Presented Without Comment 

Also Presented Without Comment 

Also Also Presented Without Comment 

Toeing the Company Line

  • It’s another tech potpourri in this week’s edition of The Current (🔒), as Klon bounces from yet another crackdown in Hong Kong, to efforts from a biotechnology company to “de-extinct” the Tasmanian tiger, to American Airlines’ purchase of 20 supersonic airplanes.

  • Republicans weren’t able to uninstall the Trump ransomware this year, Chris argues in this week’s Stirewaltisms (🔒). “In a midterm election that party leaders had hoped would unite the right and focus on an unpopular sitting president and grinding inflation, Republicans in their primaries showed almost no ability to set aside their own civil war,” he writes. “Nor is there any question about which side came out ahead.”

  • On today’s episode of The Dispatch Podcast, Sarah, Steve, Jonah, and David share their thoughts about Rep. Liz Cheney’s loss in Wyoming, draw conclusions from this year’s primaries more broadly, and break down the latest news out of Ukraine.

  • On the site today, Price dives into the climate spending portion of the Inflation Reduction Act, noting that so few electric vehicles are eligible for the tax credit provision that it may hamper efforts to reduce emissions. And Matthew Soerens of World Relief tackles the question that many opponents of expanded immigration ask: Why won’t immigrants just wait their turn? He argues that many immigrants do wait—often decades—and that the real problem is that there are just too few paths to lawful residence in America.

Let Us Know

In light of that Nielsen data, do you still have cable television, or have you cut the cord and started watching TV primarily through streaming services? And on the subject of that ode to Better Call Saul in WYT, which long-running TV shows do you think best stuck the landing?

Declan Garvey's Headshot

Declan Garvey

Declan Garvey is the executive editor at the Dispatch and is based in Washington, D.C. Prior to joining the company in 2019, he worked in public affairs at Hamilton Place Strategies and market research at Echelon Insights.
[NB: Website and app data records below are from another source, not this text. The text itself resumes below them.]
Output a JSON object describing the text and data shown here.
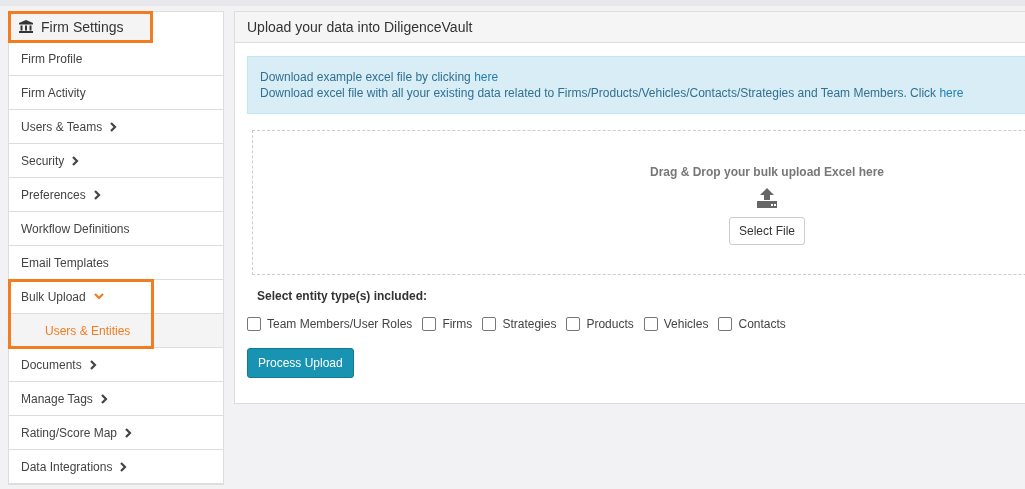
{
  "sidebar": {
    "title": "Firm Settings",
    "highlighted": true,
    "items": [
      {
        "label": "Firm Profile",
        "kind": "link",
        "highlighted": false
      },
      {
        "label": "Firm Activity",
        "kind": "link",
        "highlighted": false
      },
      {
        "label": "Users & Teams",
        "kind": "group",
        "expanded": false,
        "highlighted": false
      },
      {
        "label": "Security",
        "kind": "group",
        "expanded": false,
        "highlighted": false
      },
      {
        "label": "Preferences",
        "kind": "group",
        "expanded": false,
        "highlighted": false
      },
      {
        "label": "Workflow Definitions",
        "kind": "link",
        "highlighted": false
      },
      {
        "label": "Email Templates",
        "kind": "link",
        "highlighted": false
      },
      {
        "label": "Bulk Upload",
        "kind": "group",
        "expanded": true,
        "highlighted": true,
        "children": [
          {
            "label": "Users & Entities",
            "selected": true
          }
        ]
      },
      {
        "label": "Documents",
        "kind": "group",
        "expanded": false,
        "highlighted": false
      },
      {
        "label": "Manage Tags",
        "kind": "group",
        "expanded": false,
        "highlighted": false
      },
      {
        "label": "Rating/Score Map",
        "kind": "group",
        "expanded": false,
        "highlighted": false
      },
      {
        "label": "Data Integrations",
        "kind": "group",
        "expanded": false,
        "highlighted": false
      }
    ]
  },
  "panel": {
    "title": "Upload your data into DiligenceVault",
    "info_lines": [
      {
        "text": "Download example excel file by clicking",
        "link": "here"
      },
      {
        "text": "Download excel file with all your existing data related to Firms/Products/Vehicles/Contacts/Strategies and Team Members. Click",
        "link": "here"
      }
    ],
    "dropzone": {
      "text": "Drag & Drop your bulk upload Excel here",
      "button": "Select File"
    },
    "entity_label": "Select entity type(s) included:",
    "entities": [
      {
        "label": "Team Members/User Roles",
        "checked": false
      },
      {
        "label": "Firms",
        "checked": false
      },
      {
        "label": "Strategies",
        "checked": false
      },
      {
        "label": "Products",
        "checked": false
      },
      {
        "label": "Vehicles",
        "checked": false
      },
      {
        "label": "Contacts",
        "checked": false
      }
    ],
    "submit": "Process Upload"
  }
}
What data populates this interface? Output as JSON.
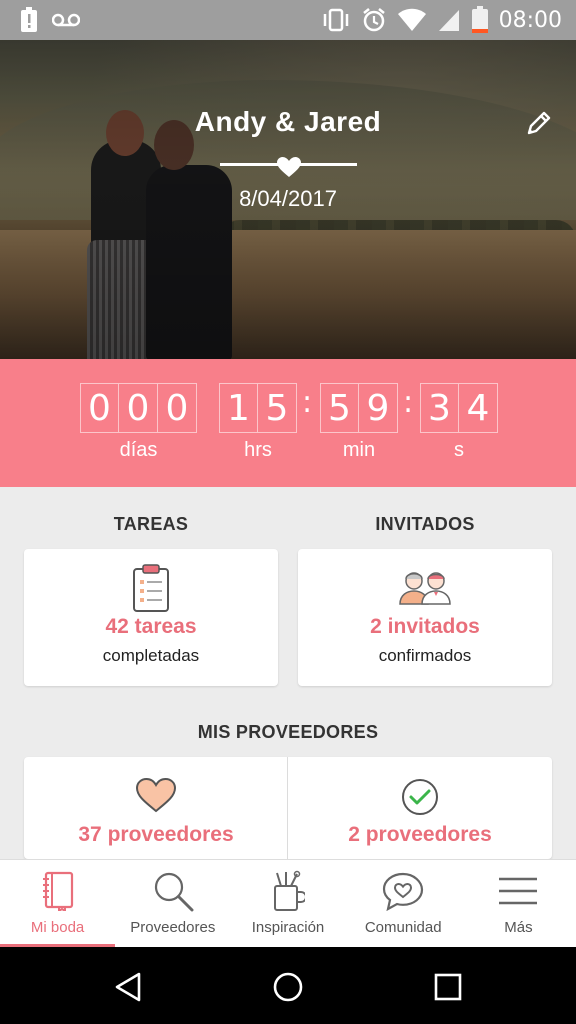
{
  "status_bar": {
    "time": "08:00",
    "icons": [
      "alert-icon",
      "voicemail-icon",
      "vibrate-icon",
      "alarm-icon",
      "wifi-icon",
      "signal-icon",
      "battery-icon"
    ]
  },
  "hero": {
    "title": "Andy & Jared",
    "date": "8/04/2017",
    "edit_icon": "pencil-icon"
  },
  "countdown": {
    "days_digits": [
      "0",
      "0",
      "0"
    ],
    "hours_digits": [
      "1",
      "5"
    ],
    "minutes_digits": [
      "5",
      "9"
    ],
    "seconds_digits": [
      "3",
      "4"
    ],
    "separator": ":",
    "labels": {
      "days": "días",
      "hours": "hrs",
      "minutes": "min",
      "seconds": "s"
    }
  },
  "summary": {
    "tasks_heading": "TAREAS",
    "guests_heading": "INVITADOS",
    "tasks_card": {
      "count": "42 tareas",
      "caption": "completadas",
      "icon": "clipboard-checklist-icon"
    },
    "guests_card": {
      "count": "2 invitados",
      "caption": "confirmados",
      "icon": "guests-couple-icon"
    }
  },
  "providers": {
    "heading": "MIS PROVEEDORES",
    "items": [
      {
        "count": "37 proveedores",
        "icon": "heart-icon"
      },
      {
        "count": "2 proveedores",
        "icon": "check-circle-icon"
      }
    ]
  },
  "bottom_nav": {
    "items": [
      {
        "label": "Mi boda",
        "icon": "notebook-icon",
        "active": true
      },
      {
        "label": "Proveedores",
        "icon": "search-icon",
        "active": false
      },
      {
        "label": "Inspiración",
        "icon": "pencil-cup-icon",
        "active": false
      },
      {
        "label": "Comunidad",
        "icon": "chat-heart-icon",
        "active": false
      },
      {
        "label": "Más",
        "icon": "hamburger-menu-icon",
        "active": false
      }
    ]
  },
  "colors": {
    "accent": "#e96f7b",
    "countdown_bg": "#f87f8a",
    "background": "#ececec"
  }
}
When Declan is not assigning and editing pieces, he is probably watching a Cubs game, listening to podcasts on 3x speed, or trying a new recipe with his wife.

Esther Eaton's Headshot

Esther Eaton

Esther Eaton is a former deputy editor of The Morning Dispatch.